To celebrate 50 years of coeducation at Kenyon, we’re profiling three dozen of Kenyon alumnae during the 2019-20 academic year. These women, merely a small sample of the thousands of female graduates who have earned Kenyon degrees since 1969, will discuss their undergraduate experiences and how their education in Gambier prepared them for their lives and careers.
The 18th alumna in our series is Elisabeth Hire ’00. An English major from Bexley, Ohio, her career has incorporated, in Hire’s words, both “the politics of theater and the theater of politics.” She has performed with BalletMet and worked at the Kennedy Center for the Performing Arts and on every Democratic presidential campaign since 2000. Hire served as director of operations for Vice President Joe Biden and currently serves as a senior advisor at The Markham Group, a full-service event management firm. She lives in Bexley with her husband, two kids and a rescue dog named Sarge.
How do you prioritize your life and get things done?
By surrounding myself with a village of people who literally and figuratively support me and my family in all aspects of life. If I start to drop one of the many balls I have in the air, I can call someone to help me pick it up. Asking for help is not a sign of weakness. It is a sign of self-awareness and strength.
When I left the White House, I told Vice President Biden that I was leaving to start a family closer to my family. Upon hearing this, he picked up the phone and called my parents to congratulate them. This story is a not-so-humble brag, yes, but it also illustrates how I get things done. I constantly reprioritize, I surround myself with people who support me both personally and professionally, and I ask for help.
(Also, as an aside, please ask men this question, too.)
Where did you first discover your power?
In the ballet studio. There, I learned that I would fail a million different ways before I achieved any kind of success. Through my study of ballet, I was taught how to persevere, persist and grow into a better dancer, and I have applied these powerful tools of discipline in every aspect of my life ever since.
Who at Kenyon inspired you?
Professor Emerita of English Judy Smith.
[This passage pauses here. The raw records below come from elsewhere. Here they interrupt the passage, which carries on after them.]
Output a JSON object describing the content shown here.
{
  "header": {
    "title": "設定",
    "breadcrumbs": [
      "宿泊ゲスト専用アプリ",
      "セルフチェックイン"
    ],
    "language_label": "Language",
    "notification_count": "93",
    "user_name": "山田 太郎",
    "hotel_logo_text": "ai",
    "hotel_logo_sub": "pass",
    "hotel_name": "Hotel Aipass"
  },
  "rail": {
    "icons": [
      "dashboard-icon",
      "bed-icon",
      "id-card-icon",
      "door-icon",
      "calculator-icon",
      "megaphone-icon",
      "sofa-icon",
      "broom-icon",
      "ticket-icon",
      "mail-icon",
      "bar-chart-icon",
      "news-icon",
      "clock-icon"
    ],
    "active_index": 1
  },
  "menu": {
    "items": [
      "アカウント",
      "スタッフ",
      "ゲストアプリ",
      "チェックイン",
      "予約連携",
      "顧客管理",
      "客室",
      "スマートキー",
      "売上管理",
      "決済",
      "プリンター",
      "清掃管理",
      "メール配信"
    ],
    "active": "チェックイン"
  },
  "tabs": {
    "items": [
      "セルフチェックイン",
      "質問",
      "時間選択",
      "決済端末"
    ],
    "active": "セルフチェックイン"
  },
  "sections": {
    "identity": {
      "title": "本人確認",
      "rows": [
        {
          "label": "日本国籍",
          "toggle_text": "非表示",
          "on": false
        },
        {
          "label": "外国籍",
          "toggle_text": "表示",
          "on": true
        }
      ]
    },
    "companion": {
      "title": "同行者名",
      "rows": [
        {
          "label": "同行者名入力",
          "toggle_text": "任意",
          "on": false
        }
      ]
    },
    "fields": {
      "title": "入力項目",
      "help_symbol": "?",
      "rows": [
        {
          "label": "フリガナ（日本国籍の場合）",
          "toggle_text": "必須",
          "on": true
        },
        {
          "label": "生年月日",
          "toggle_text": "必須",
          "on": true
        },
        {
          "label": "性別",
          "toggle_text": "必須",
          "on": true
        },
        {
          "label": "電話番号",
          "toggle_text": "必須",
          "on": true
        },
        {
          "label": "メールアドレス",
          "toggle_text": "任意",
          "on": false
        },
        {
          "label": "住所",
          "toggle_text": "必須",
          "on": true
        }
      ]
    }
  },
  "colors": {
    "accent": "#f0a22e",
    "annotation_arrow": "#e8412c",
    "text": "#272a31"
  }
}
She is a powerhouse who taught texts that exploded the traditional literary canon. She delivered her classes by passionately questioning the nature of authority in her fascinatingly enthusiastic manner. I adored her classes, and I adore her.
Macy Howarth McGaw ’98 first brought me into student government by inviting me to help transform the Kenyon housing lottery to be more equitable between the sexes. She introduced me to the power of good policy, and this helped propel me to my work in campaigns and government.
All my friends who encouraged me to run for Campus Senate my senior year, and especially former Associate Dean of Students Cheryl Steele. Cheryl guided us through some tough conversations as we reviewed and reworked the sexual assault and sexual harassment policies. She was fair, tough and kind throughout the process, and I have modeled my management style after hers.
Diana Zicklin Berrent ’96 invited me to work on my first presidential campaign. This transformed my life, and I am forever grateful to her.
What’s the best advice you’ve ever received?
Do unto others as you would have them do unto you. Which I think pairs very well with advice from [Professor of Drama] Wendy MacLeod [’81] to my Kenyon Class of 2000: “You need to be a nobody, so that when you become a somebody, you don’t become an asshole.”
How has your worldview evolved since leaving Kenyon?
Since leaving Kenyon, my worldview has evolved to understand how deep seated misogyny is in my everyday life and how pervasive it is throughout the world. This knowledge is both deeply disturbing and deeply motivating, and I try to focus on the latter in my work and in my life.
This interview has been edited for length and clarity.
Read about the previous woman in our series: Hillary Child ’13
Read about the next woman in our series: Leslie Martin ’14